[Stored records]
- - -
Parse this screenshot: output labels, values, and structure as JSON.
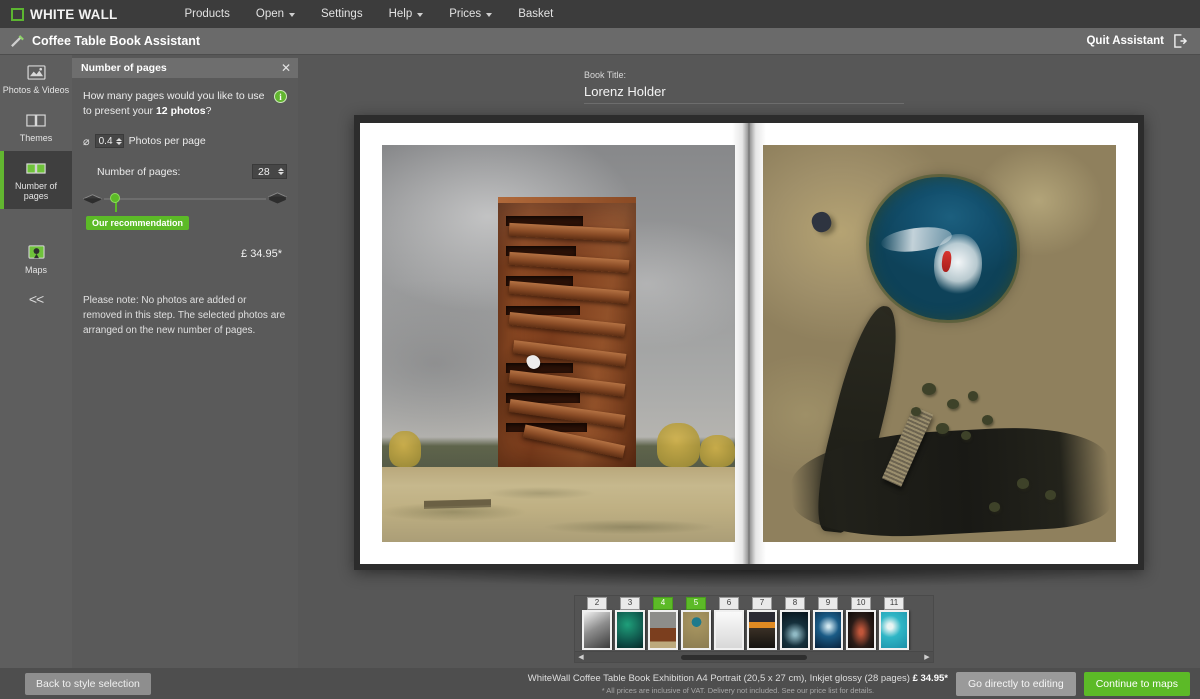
{
  "topbar": {
    "logo_text": "WHITE WALL",
    "nav": [
      {
        "label": "Products",
        "has_caret": false
      },
      {
        "label": "Open",
        "has_caret": true
      },
      {
        "label": "Settings",
        "has_caret": false
      },
      {
        "label": "Help",
        "has_caret": true
      },
      {
        "label": "Prices",
        "has_caret": true
      },
      {
        "label": "Basket",
        "has_caret": false
      }
    ]
  },
  "assistant_bar": {
    "title": "Coffee Table Book Assistant",
    "quit_label": "Quit Assistant"
  },
  "sidebar": {
    "items": [
      {
        "label": "Photos & Videos",
        "icon": "image-icon",
        "active": false
      },
      {
        "label": "Themes",
        "icon": "open-book-icon",
        "active": false
      },
      {
        "label": "Number of pages",
        "icon": "two-pages-icon",
        "active": true
      },
      {
        "label": "Maps",
        "icon": "map-pin-icon",
        "active": false
      }
    ],
    "collapse_label": "<<"
  },
  "panel": {
    "title": "Number of pages",
    "close_label": "✕",
    "question_prefix": "How many pages would you like to use to present your ",
    "question_bold": "12 photos",
    "question_suffix": "?",
    "info_label": "i",
    "photos_per_page_symbol": "⌀",
    "photos_per_page_value": "0.4",
    "photos_per_page_label": "Photos per page",
    "number_of_pages_label": "Number of pages:",
    "number_of_pages_value": "28",
    "recommendation_label": "Our recommendation",
    "price": "£ 34.95*",
    "note": "Please note: No photos are added or removed in this step. The selected photos are arranged on the new number of pages."
  },
  "stage": {
    "book_title_label": "Book Title:",
    "book_title_value": "Lorenz Holder",
    "left_page_alt": "Rust-coloured corten steel viewing tower with zigzag staircases under grey clouds",
    "right_page_alt": "Aerial view of a person in red leaping into a turquoise pond surrounded by dry grass"
  },
  "filmstrip": {
    "thumbs": [
      {
        "num": "2",
        "selected": false
      },
      {
        "num": "3",
        "selected": false
      },
      {
        "num": "4",
        "selected": true
      },
      {
        "num": "5",
        "selected": true
      },
      {
        "num": "6",
        "selected": false
      },
      {
        "num": "7",
        "selected": false
      },
      {
        "num": "8",
        "selected": false
      },
      {
        "num": "9",
        "selected": false
      },
      {
        "num": "10",
        "selected": false
      },
      {
        "num": "11",
        "selected": false
      }
    ],
    "scroll_left": "◀",
    "scroll_right": "▶"
  },
  "bottombar": {
    "back_label": "Back to style selection",
    "product_line_prefix": "WhiteWall Coffee Table Book Exhibition A4 Portrait (20,5 x 27 cm), Inkjet glossy (28 pages) ",
    "product_price": "£ 34.95*",
    "disclaimer": "* All prices are inclusive of VAT. Delivery not included. See our price list for details.",
    "edit_label": "Go directly to editing",
    "continue_label": "Continue to maps"
  },
  "colors": {
    "accent_green": "#5cba27",
    "topbar_bg": "#3c3c3c",
    "panel_bg": "#5a5a5a",
    "stage_bg": "#575757"
  }
}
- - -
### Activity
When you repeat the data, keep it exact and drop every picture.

### Reply
Parse this screenshot: output labels, values, and structure as JSON.
{
  "topbar": {
    "logo_text": "WHITE WALL",
    "nav": [
      {
        "label": "Products",
        "has_caret": false
      },
      {
        "label": "Open",
        "has_caret": true
      },
      {
        "label": "Settings",
        "has_caret": false
      },
      {
        "label": "Help",
        "has_caret": true
      },
      {
        "label": "Prices",
        "has_caret": true
      },
      {
        "label": "Basket",
        "has_caret": false
      }
    ]
  },
  "assistant_bar": {
    "title": "Coffee Table Book Assistant",
    "quit_label": "Quit Assistant"
  },
  "sidebar": {
    "items": [
      {
        "label": "Photos & Videos",
        "icon": "image-icon",
        "active": false
      },
      {
        "label": "Themes",
        "icon": "open-book-icon",
        "active": false
      },
      {
        "label": "Number of pages",
        "icon": "two-pages-icon",
        "active": true
      },
      {
        "label": "Maps",
        "icon": "map-pin-icon",
        "active": false
      }
    ],
    "collapse_label": "<<"
  },
  "panel": {
    "title": "Number of pages",
    "close_label": "✕",
    "question_prefix": "How many pages would you like to use to present your ",
    "question_bold": "12 photos",
    "question_suffix": "?",
    "info_label": "i",
    "photos_per_page_symbol": "⌀",
    "photos_per_page_value": "0.4",
    "photos_per_page_label": "Photos per page",
    "number_of_pages_label": "Number of pages:",
    "number_of_pages_value": "28",
    "recommendation_label": "Our recommendation",
    "price": "£ 34.95*",
    "note": "Please note: No photos are added or removed in this step. The selected photos are arranged on the new number of pages."
  },
  "stage": {
    "book_title_label": "Book Title:",
    "book_title_value": "Lorenz Holder",
    "left_page_alt": "Rust-coloured corten steel viewing tower with zigzag staircases under grey clouds",
    "right_page_alt": "Aerial view of a person in red leaping into a turquoise pond surrounded by dry grass"
  },
  "filmstrip": {
    "thumbs": [
      {
        "num": "2",
        "selected": false
      },
      {
        "num": "3",
        "selected": false
      },
      {
        "num": "4",
        "selected": true
      },
      {
        "num": "5",
        "selected": true
      },
      {
        "num": "6",
        "selected": false
      },
      {
        "num": "7",
        "selected": false
      },
      {
        "num": "8",
        "selected": false
      },
      {
        "num": "9",
        "selected": false
      },
      {
        "num": "10",
        "selected": false
      },
      {
        "num": "11",
        "selected": false
      }
    ],
    "scroll_left": "◀",
    "scroll_right": "▶"
  },
  "bottombar": {
    "back_label": "Back to style selection",
    "product_line_prefix": "WhiteWall Coffee Table Book Exhibition A4 Portrait (20,5 x 27 cm), Inkjet glossy (28 pages) ",
    "product_price": "£ 34.95*",
    "disclaimer": "* All prices are inclusive of VAT. Delivery not included. See our price list for details.",
    "edit_label": "Go directly to editing",
    "continue_label": "Continue to maps"
  },
  "colors": {
    "accent_green": "#5cba27",
    "topbar_bg": "#3c3c3c",
    "panel_bg": "#5a5a5a",
    "stage_bg": "#575757"
  }
}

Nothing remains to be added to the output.